Measures to Implement Diversity and Inclusion
In the modern workplace, Diversity and Inclusion (D&I) are not just HR buzzwords. Even in traditionally male-dominated industries such as manufacturing, women are finding more opportunities as companies race to fill the skills gap.
In all job roles, ensuring optimal representation across gender, age, sexual orientation, physical disabilities, and other factors is finding a place in board room discussions. This encouraging change is providing new opportunities to talent pools which were left behind as companies discover new sources of skilled talent.
Not Just The Right Thing To Do, It Makes Good Business Sense Too
The hiring for D&I trend may have started its journey for purely ethical & social reasons. However, numerous studies have shown that companies who rank highly in terms of ethical & racial diversity are ~36% more likely to have financial returns above their industry peers’ medians.
Case in point, wireless service operator Nextel implemented a diversity training program in 1999 with the aim of creating a better environment for employees. Nextel saw an ROI of 163% from this investment as a result of higher employee retention rates.
So, how can enterprises implement D&I into their ethos?
Deploy The Power Of D&I Analytics
Transparency is key to the D&I movement.
Tech industry giants have not been very forthcoming with their diversity number unless specifically asked for. This needs to change. Leadership should take the onus and routinely publish their D&I figures & periodically recommit to meeting their diversity slate publicly.
A data-backed diversity dashboard will list headcount across gender, age, ethnicity, geographies, and is available to everyone from intern to CEO. This dashboard can then be used to gauge the enterprise diversity index and provides a starting point for identifying problem areas.

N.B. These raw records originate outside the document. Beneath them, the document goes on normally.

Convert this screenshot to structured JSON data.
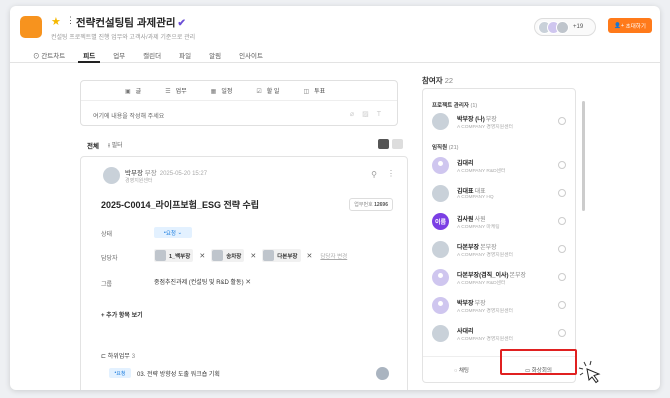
{
  "header": {
    "title": "전략컨설팅팀 과제관리",
    "subtitle": "컨설팅 프로젝트별 진행 업무와 고객사/과제 기준으로 관리",
    "member_count": "+19",
    "invite_label": "초대하기",
    "star_color": "#f5b800",
    "accent_color": "#ff7a1a"
  },
  "tabs": [
    "간트차트",
    "피드",
    "업무",
    "캘린더",
    "파일",
    "알림",
    "인사이트"
  ],
  "active_tab": "피드",
  "compose": {
    "types": [
      {
        "icon": "text-icon",
        "label": "글"
      },
      {
        "icon": "task-icon",
        "label": "업무"
      },
      {
        "icon": "calendar-icon",
        "label": "일정"
      },
      {
        "icon": "checkbox-icon",
        "label": "할 일"
      },
      {
        "icon": "vote-icon",
        "label": "투표"
      }
    ],
    "placeholder": "여기에 내용을 작성해 주세요"
  },
  "feed": {
    "filter_all": "전체",
    "filter_label": "필터"
  },
  "post": {
    "author": "박부장",
    "rank": "부장",
    "date": "2025-05-20 15:27",
    "org": "경영지원센터",
    "title": "2025-C0014_라이프보험_ESG 전략 수립",
    "number_label": "업무번호",
    "number": "12696",
    "status_label": "상태",
    "status": "요청",
    "assignee_label": "담당자",
    "assignees": [
      "1_백부장",
      "송차장",
      "다본부장"
    ],
    "change_assignee": "담당자 변경",
    "group_label": "그룹",
    "group": "중점추진과제 (컨설팅 및 R&D 활동)",
    "more_label": "추가 항목 보기",
    "subtasks_label": "하위업무",
    "subtasks_count": "3",
    "subtasks": [
      {
        "status": "요청",
        "title": "03. 전략 방향성 도출 워크숍 기획"
      }
    ]
  },
  "participants": {
    "title": "참여자",
    "count": "22",
    "managers_label": "프로젝트 관리자",
    "managers_count": "(1)",
    "employees_label": "임직원",
    "employees_count": "(21)",
    "managers": [
      {
        "name": "박부장 (나)",
        "rank": "부장",
        "org": "A COMPANY 경영지원센터",
        "avatar": "photo"
      }
    ],
    "employees": [
      {
        "name": "김대리",
        "rank": "",
        "org": "A COMPANY R&D센터",
        "avatar": "purple"
      },
      {
        "name": "김대표",
        "rank": "대표",
        "org": "A COMPANY HQ",
        "avatar": "photo"
      },
      {
        "name": "김사원",
        "rank": "사원",
        "org": "A COMPANY 마케팅",
        "avatar": "badge",
        "badge": "이름"
      },
      {
        "name": "다본부장",
        "rank": "본부장",
        "org": "A COMPANY 경영지원센터",
        "avatar": "photo"
      },
      {
        "name": "다본부장(겸직_이사)",
        "rank": "본부장",
        "org": "A COMPANY R&D센터",
        "avatar": "purple"
      },
      {
        "name": "박부장",
        "rank": "부장",
        "org": "A COMPANY 경영지원센터",
        "avatar": "purple"
      },
      {
        "name": "사대리",
        "rank": "",
        "org": "A COMPANY 경영지원센터",
        "avatar": "photo"
      }
    ],
    "chat_label": "채팅",
    "video_label": "화상회의"
  }
}
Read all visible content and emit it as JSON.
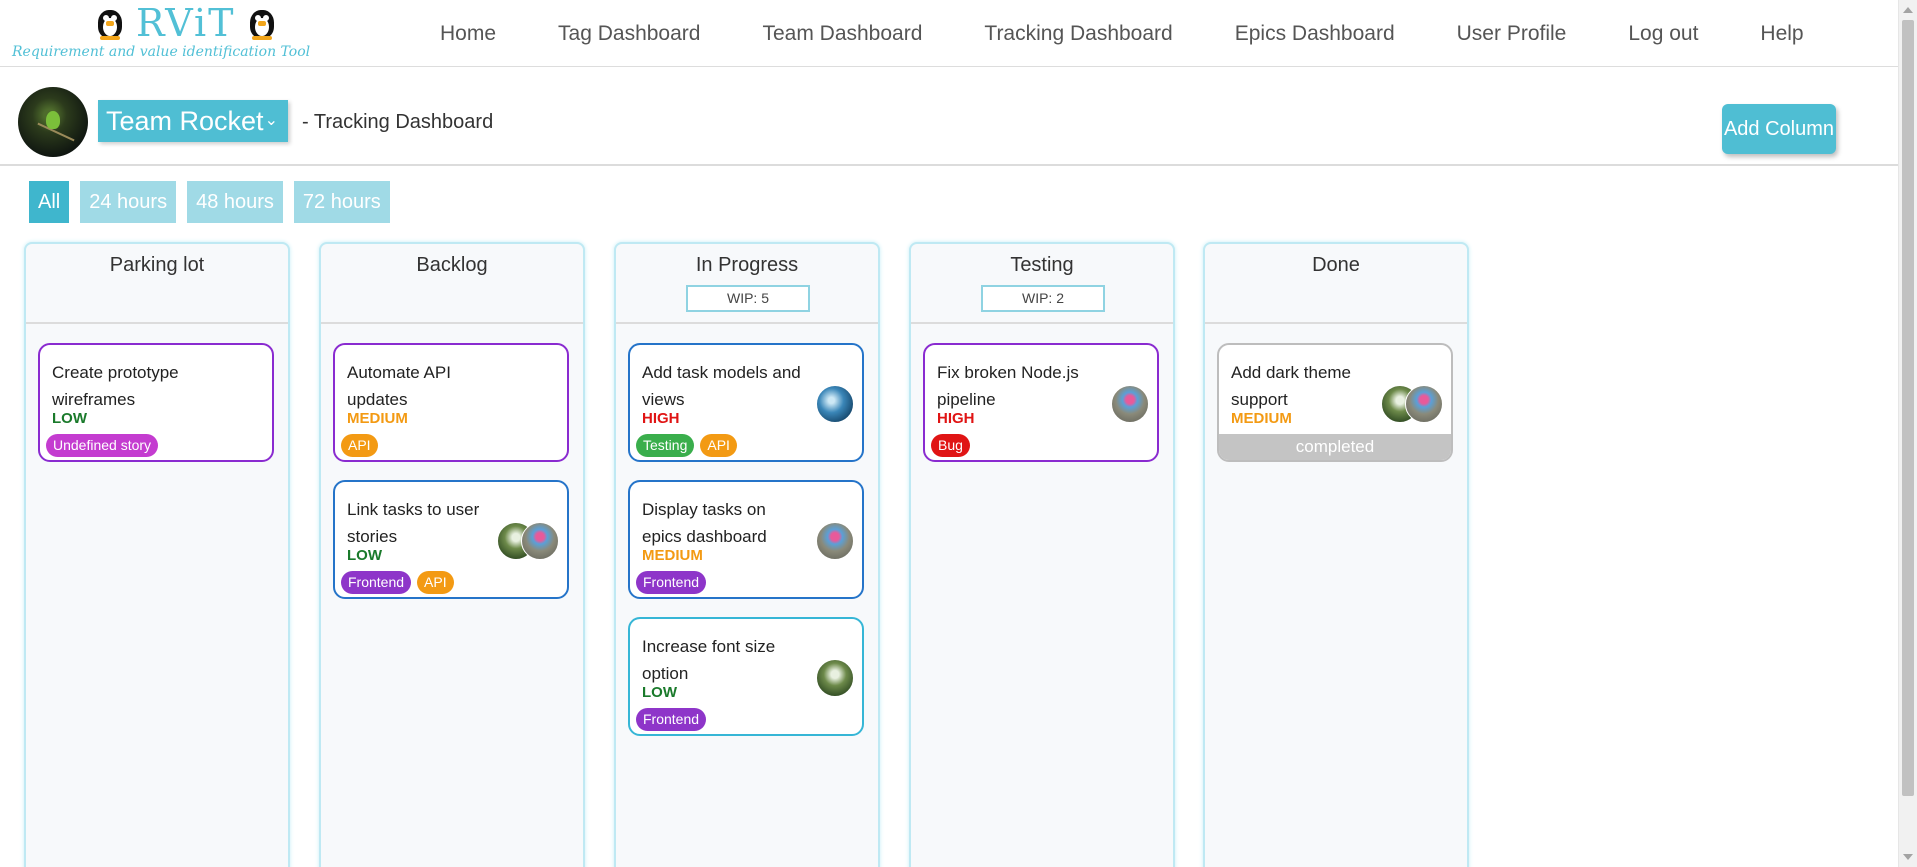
{
  "brand": {
    "name": "RViT",
    "subtitle": "Requirement and value identification Tool"
  },
  "nav": [
    "Home",
    "Tag Dashboard",
    "Team Dashboard",
    "Tracking Dashboard",
    "Epics Dashboard",
    "User Profile",
    "Log out",
    "Help"
  ],
  "header": {
    "team_name": "Team Rocket",
    "dashboard_label": "- Tracking Dashboard",
    "add_column_label": "Add Column"
  },
  "filters": [
    "All",
    "24 hours",
    "48 hours",
    "72 hours"
  ],
  "columns": [
    {
      "title": "Parking lot",
      "wip": null,
      "cards": [
        {
          "title": "Create prototype wireframes",
          "priority": "LOW",
          "tags": [
            "Undefined story"
          ],
          "assignees": []
        }
      ]
    },
    {
      "title": "Backlog",
      "wip": null,
      "cards": [
        {
          "title": "Automate API updates",
          "priority": "MEDIUM",
          "tags": [
            "API"
          ],
          "assignees": []
        },
        {
          "title": "Link tasks to user stories",
          "priority": "LOW",
          "tags": [
            "Frontend",
            "API"
          ],
          "assignees": [
            "forest-avatar",
            "balloon-avatar"
          ]
        }
      ]
    },
    {
      "title": "In Progress",
      "wip": "WIP: 5",
      "cards": [
        {
          "title": "Add task models and views",
          "priority": "HIGH",
          "tags": [
            "Testing",
            "API"
          ],
          "assignees": [
            "water-avatar"
          ]
        },
        {
          "title": "Display tasks on epics dashboard",
          "priority": "MEDIUM",
          "tags": [
            "Frontend"
          ],
          "assignees": [
            "balloon-avatar"
          ]
        },
        {
          "title": "Increase font size option",
          "priority": "LOW",
          "tags": [
            "Frontend"
          ],
          "assignees": [
            "forest-avatar"
          ]
        }
      ]
    },
    {
      "title": "Testing",
      "wip": "WIP: 2",
      "cards": [
        {
          "title": "Fix broken Node.js pipeline",
          "priority": "HIGH",
          "tags": [
            "Bug"
          ],
          "assignees": [
            "balloon-avatar"
          ]
        }
      ]
    },
    {
      "title": "Done",
      "wip": null,
      "cards": [
        {
          "title": "Add dark theme support",
          "priority": "MEDIUM",
          "tags": [],
          "assignees": [
            "forest-avatar",
            "balloon-avatar"
          ],
          "status": "completed"
        }
      ]
    }
  ],
  "colors": {
    "accent": "#4fbed3",
    "priority_low": "#1a7a2b",
    "priority_medium": "#f39a13",
    "priority_high": "#e01414"
  }
}
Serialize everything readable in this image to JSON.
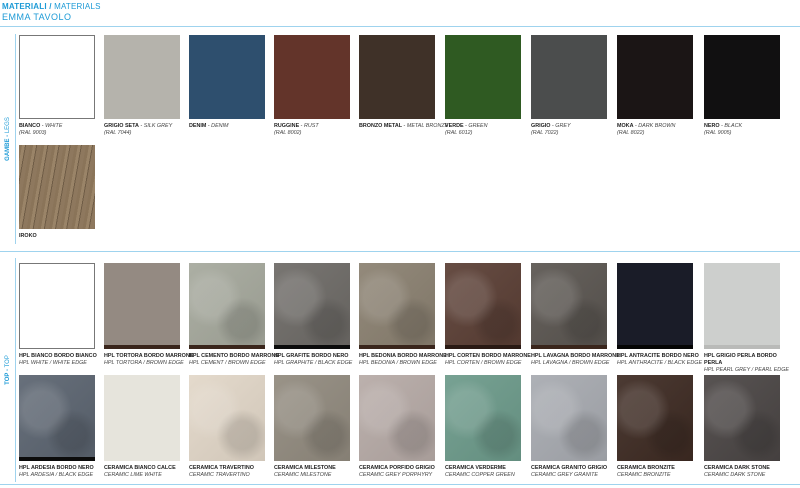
{
  "header": {
    "title_it": "MATERIALI",
    "slash": "/",
    "title_en": "MATERIALS",
    "subtitle": "EMMA TAVOLO"
  },
  "sections": [
    {
      "label_it": "GAMBE",
      "label_en": "LEGS",
      "items": [
        {
          "name": "BIANCO",
          "en": "WHITE",
          "ral": "(RAL 9003)",
          "color": "#ffffff",
          "border": "#777"
        },
        {
          "name": "GRIGIO SETA",
          "en": "SILK GREY",
          "ral": "(RAL 7044)",
          "color": "#b5b3ac"
        },
        {
          "name": "DENIM",
          "en": "DENIM",
          "ral": "",
          "color": "#2e4f6e"
        },
        {
          "name": "RUGGINE",
          "en": "RUST",
          "ral": "(RAL 8002)",
          "color": "#63342a"
        },
        {
          "name": "BRONZO METAL",
          "en": "METAL BRONZE",
          "ral": "",
          "color": "#3f3128"
        },
        {
          "name": "VERDE",
          "en": "GREEN",
          "ral": "(RAL 6012)",
          "color": "#2f5a22"
        },
        {
          "name": "GRIGIO",
          "en": "GREY",
          "ral": "(RAL 7022)",
          "color": "#4b4d4d"
        },
        {
          "name": "MOKA",
          "en": "DARK BROWN",
          "ral": "(RAL 8022)",
          "color": "#1b1515"
        },
        {
          "name": "NERO",
          "en": "BLACK",
          "ral": "(RAL 9005)",
          "color": "#111011"
        },
        {
          "name": "IROKO",
          "en": "",
          "ral": "",
          "color": "#8a7459",
          "wood": true
        }
      ]
    },
    {
      "label_it": "TOP",
      "label_en": "TOP",
      "items": [
        {
          "name": "HPL BIANCO BORDO BIANCO",
          "en": "HPL WHITE / WHITE EDGE",
          "color": "#ffffff",
          "border": "#777",
          "edge": "#ffffff"
        },
        {
          "name": "HPL TORTORA BORDO MARRONE",
          "en": "HPL TORTORA / BROWN EDGE",
          "color": "#948a82",
          "edge": "#3a261c"
        },
        {
          "name": "HPL CEMENTO BORDO MARRONE",
          "en": "HPL CEMENT / BROWN EDGE",
          "color": "#a5a89c",
          "edge": "#3a261c",
          "texture": true
        },
        {
          "name": "HPL GRAFITE BORDO NERO",
          "en": "HPL GRAPHITE / BLACK EDGE",
          "color": "#6d6a66",
          "edge": "#0c0c0c",
          "texture": true
        },
        {
          "name": "HPL BEDONIA BORDO MARRONE",
          "en": "HPL BEDONIA / BROWN EDGE",
          "color": "#8a8070",
          "edge": "#3a261c",
          "texture": true
        },
        {
          "name": "HPL CORTEN BORDO MARRONE",
          "en": "HPL CORTEN / BROWN EDGE",
          "color": "#5a3e34",
          "edge": "#2a1a14",
          "texture": true
        },
        {
          "name": "HPL LAVAGNA BORDO MARRONE",
          "en": "HPL LAVAGNA / BROWN EDGE",
          "color": "#5a5550",
          "edge": "#3a261c",
          "texture": true
        },
        {
          "name": "HPL ANTRACITE BORDO NERO",
          "en": "HPL ANTHRACITE / BLACK EDGE",
          "color": "#1a1c28",
          "edge": "#050505"
        },
        {
          "name": "HPL GRIGIO PERLA BORDO PERLA",
          "en": "HPL PEARL GREY / PEARL EDGE",
          "color": "#cdcfcd",
          "edge": "#b9bab8"
        },
        {
          "name": "HPL ARDESIA BORDO NERO",
          "en": "HPL ARDESIA / BLACK EDGE",
          "color": "#5b6470",
          "edge": "#0c0c0c",
          "texture": true
        },
        {
          "name": "CERAMICA BIANCO CALCE",
          "en": "CERAMIC LIME WHITE",
          "color": "#e6e4dc"
        },
        {
          "name": "CERAMICA TRAVERTINO",
          "en": "CERAMIC TRAVERTINO",
          "color": "#e2d7c8",
          "texture": true
        },
        {
          "name": "CERAMICA MILESTONE",
          "en": "CERAMIC MILESTONE",
          "color": "#918a7e",
          "texture": true
        },
        {
          "name": "CERAMICA PORFIDO GRIGIO",
          "en": "CERAMIC GREY PORPHYRY",
          "color": "#b6aaa6",
          "texture": true
        },
        {
          "name": "CERAMICA VERDERME",
          "en": "CERAMIC COPPER GREEN",
          "color": "#6c9a8a",
          "texture": true
        },
        {
          "name": "CERAMICA GRANITO GRIGIO",
          "en": "CERAMIC GREY GRANITE",
          "color": "#a7aab0",
          "texture": true
        },
        {
          "name": "CERAMICA BRONZITE",
          "en": "CERAMIC BRONZITE",
          "color": "#3d2a22",
          "texture": true
        },
        {
          "name": "CERAMICA DARK STONE",
          "en": "CERAMIC DARK STONE",
          "color": "#4a4544",
          "texture": true
        }
      ]
    }
  ]
}
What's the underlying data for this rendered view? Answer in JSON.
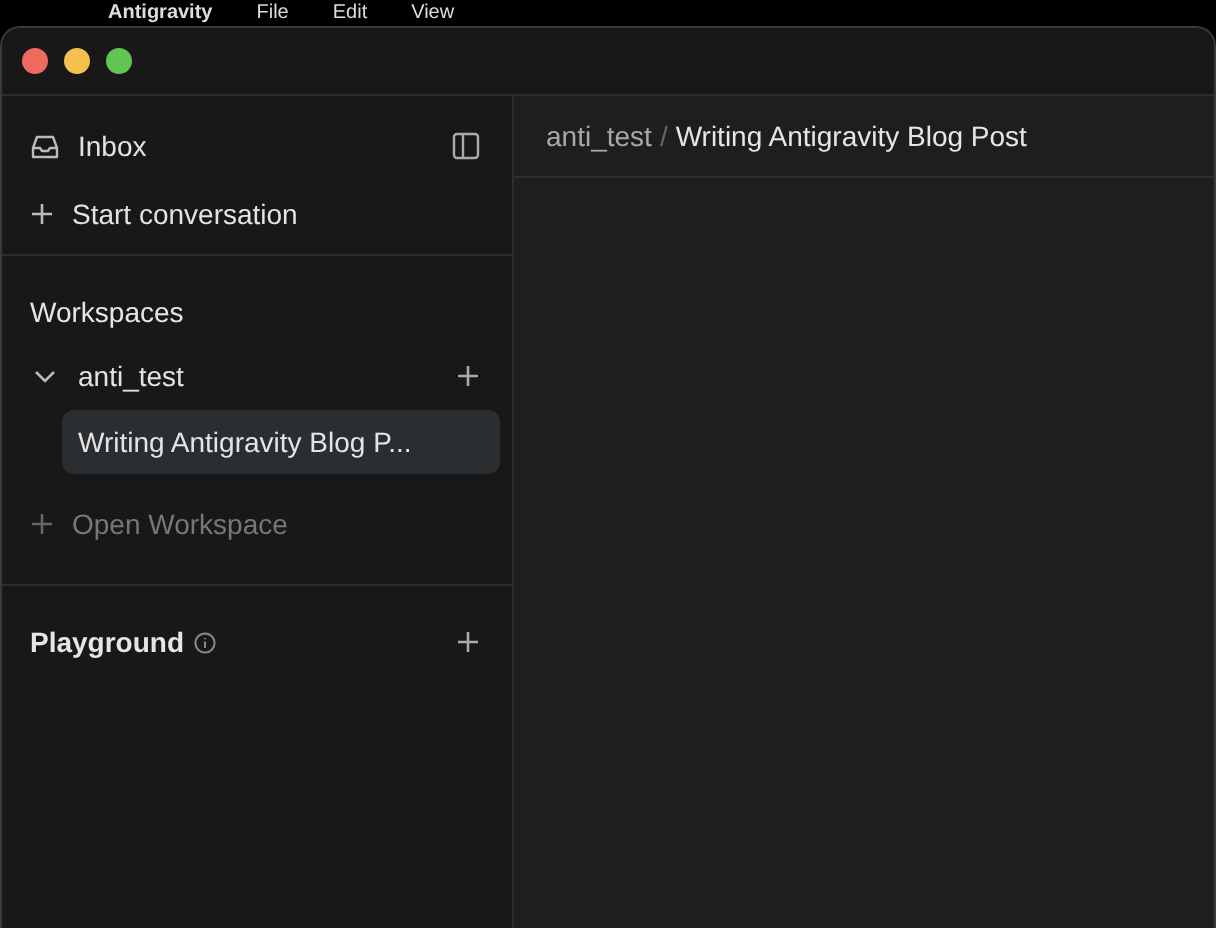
{
  "menu_bar": {
    "app_name": "Antigravity",
    "items": [
      "File",
      "Edit",
      "View"
    ]
  },
  "sidebar": {
    "inbox": "Inbox",
    "start_conversation": "Start conversation",
    "workspaces_heading": "Workspaces",
    "workspaces": [
      {
        "name": "anti_test",
        "expanded": true,
        "conversations": [
          {
            "title": "Writing Antigravity Blog P...",
            "selected": true
          }
        ]
      }
    ],
    "open_workspace": {
      "label": "Open Workspace",
      "disabled": true
    },
    "playground": "Playground"
  },
  "breadcrumb": {
    "workspace": "anti_test",
    "separator": "/",
    "title": "Writing Antigravity Blog Post"
  }
}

Backed with AI, this dashboard also highlights job roles where diversity can be improved upon by reskilling the existing minority talent. Talent intelligence platforms like Draup for Talent come with this feature built–in. It can also suggest optimal courses and career pathway simulations to fast track the reskilling process.
Leveraging analytics also helps enterprises focus on key D&I KPIs such as representation, pay equity, organizational diversity & talent sourcing.
Intelligent Diversity Insights With AI/ML
While D&I analytics have been crucial in prioritizing areas for intervention and actions, other technologies like AI and ML are also finding new applications.
Workforce planners are relying on sentiment analysis, AI, ML and pattern recognition to weed out unconscious bias from the recruitment process.
Textio, for example, used AI to perform Text Analysis on job postings so that the job description does not seem like it male-oriented. Vendors like HireVue and Pymetrics offer solutions that help with blind assessments aimed at specific skill sets, to reduce the likelihood that diverse candidates are screened out before they demonstrate capability.
A recent industry webinar hosted by From Day One discussed how to leverage technology to manage career growth without compromising diversity.
One of the key points of discussion was how AI-enabled tools are helping HRs make bias-free decisions right from talent hunting to career progression.
Monitor Your Diversity Program
Despite enterprises going above and beyond to ensure D&I initiatives are a success, a lot of them are noting that their top echelon is still woefully bereft of diversity.
Even learning & development initiatives are failing to provide minority talent with the leg–up they deserve. Reasons for these can vary from psychological to racial & geographical. We have covered these in detail in our piece on Hidden Challenges to Employee Learning.
AI helps in identifying these challenges before they take root within your organizations. It doesn’t just stop there. Workforce planners are also provided with actionable insights to correct their D&I course.
Another more personal approach is by managers taking personal sponsorship responsibilities to help diverse talent thrive. Women who return to the workforce report that having such guidance helped them ease into their roles. This report on Getting Women back into the IT workforce highlights just how important organizational diversity initiatives are and how crucial enterprise–wide buy-in is to the success of these initiatives.
Make It Informal
In celebration of Pride Month, a firm placed Kinsey scales on their employee bathrooms. Employees could anonymously mark where they stand on the rainbow of sexual orientation. Such an exercise lets minorities know that they’re not alone and also serves for other employees to mindful of the language they use.
It can be argued that such informal measures make more of an impact than formal training. Organizing resource groups for employees with shared identities is another great step companies can take to prevent the leakage of talent.
Approach D&I From All Angles
The hallmark of a good D&I program is that it incorporates multiple pathways to drive home the same message. As discussed above, this involves invoking the power of technology and revisiting some organizational diversity charters.
But before any of these measures can be implemented, stakeholders need to carefully audit their current D&I numbers to develop a holistic strategy.
Draup’s proprietary Diversity Navigator enables HR leaders to visualize ethnic and gender diversity across business functions, geographies, and job role taxonomies. By leveraging the insights from Diversity Navigator, HR leaders are empowered to elevate the career path of minorities, thus helping achieve true diversity & inclusion.
Combined with the Reskilling Navigator tool, the minority talent can be reskilled in emerging high-demand areas that are most in-sync with their existing skillsets. This helps in their career growth as well as in filling the growing talent gap.